Appointments of Executors and powers of Attorney for Property and Personal care:

If you’re planning to give this to one or all of your children – know your own family situation thoroughly and ask yourselves if your children can work together. Dissension can be created amongst them if you’ve chosen wrongly. The most important factor is trust – whomever you appoint must have your complete trust. There must also be agreement from and full discussion with the person(s) you choose.

The Use of Trusts:

“Intervivos” (Living) and “Testamentary” (after death) trusts are planning instruments which can be used before and after your death. The setting up of a ‘trust’ is when you ‘conditionally’ gift to someone. When you set up a trust in a Will, you are not giving the gift outright to your beneficiary upon your death. The gift will be managed and invested by your executor until the event occurs which allows the beneficiary to take the gift in accordance with your Will.

Trusts are a very useful planning tool when we believe that the beneficiary will not have the maturity to deal prudently with large sums of money. Trusts are also useful to protect your beneficiaries against capital encroachment in the event of divorce. Trusts are also useful in a second marriage situation.

Representation Letters:

In Provinces other than British Columbia, these are known as “Enduring Power of Attorney”. This important estate planning document allows you to appoint someone you trust to act on your behalf with respect to your financial affairs in the event you become incapable.

The Care-Giving Child:

In a situation where the aging parent(s) has a number of children, the caregiving obligations will fall disproportionately amongst the children. Recognition should be given to the “caregiver” otherwise they will feel exploited, unappreciated and embittered. Consider conferring ‘gifts’ outside the Will. Name that child as the beneficiary on a policy of life insurance – gifting during your lifetime.
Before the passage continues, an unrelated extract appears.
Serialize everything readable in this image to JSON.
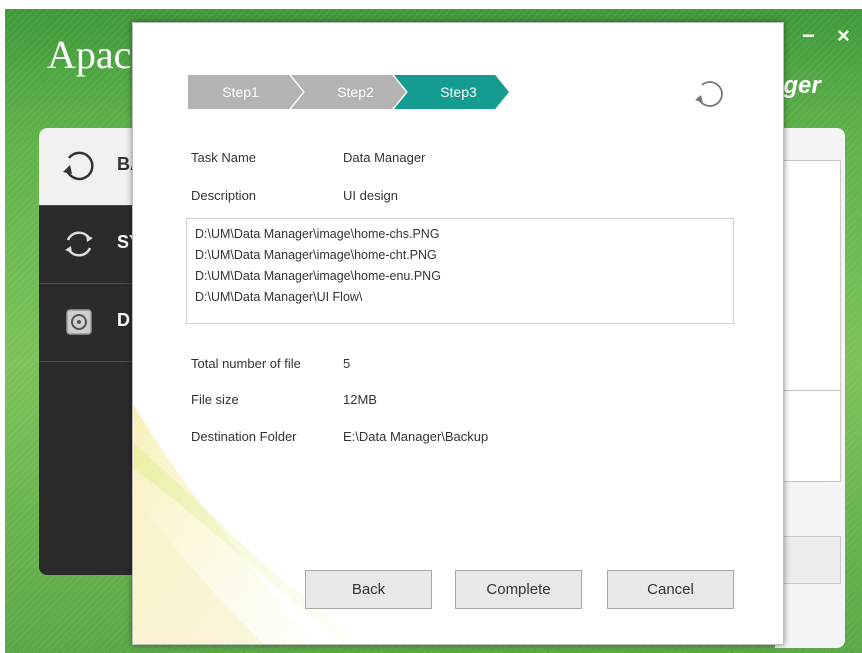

Consider leaving a “letter of explanation” to the non-care-giving children.

Recommendations:

The best recommendation we can give as professional financial planners is when you’re engaged in planning your estate and preparing your Will you should:

  • Consult and retain a professional Financial Planner to assist you in the implementation of your estate and Will
  • retain a lawyer specializing in estate planning & Wills for the purpose of preparing a Will
  • retain an accountant specializing in estate taxes as there will be taxation, creditor and marital considerations involved in these strategies
  • implement your plans and execute your Will

Many clients have said to us that because their wishes are so “simple and straight forward” they would save a substantial amount of money by getting a “COSTCO Will Kit” and doing it themselves. These “homemade Wills” contain general and often nebulous language subject to many interpretations.

“Homemade wills” often fail to use precise language and fail to recognize those contingencies which might arise if events unfold in a pattern different from how the layperson assumed in the course of drafting their Will. If a homemade Will is capable of being interpreted two different ways, you will in all likelihood have two different family members asserting two different claims, thereby generating costs and bitterness which will vastly exceed what you saved by neglecting to spend money on a lawyer. In addition, if there is no professional lawyer involved, there is a real danger that the Will may be improperly witnessed and improperly signed, making it null and void.

On top of the monetary costs, come the heartbreaking costs of tearing a family apart.

It is a certainty that the post mortem legal costs (court and lawyers) will vastly exceed the savings that the deceased realized by doing their own Will without the advice of a professional lawyer who specializes in this area. Remember, the monetary costs are minor in comparison to the hostility and acrimony created that may forever cause family dysfunction.

It is absolutely impossible for you to express your wishes after you become incapable, or after you’ve passed away. Don’t let small vices such as oversight and procrastination, or the trivialization of potentially major issues devastate your legacy.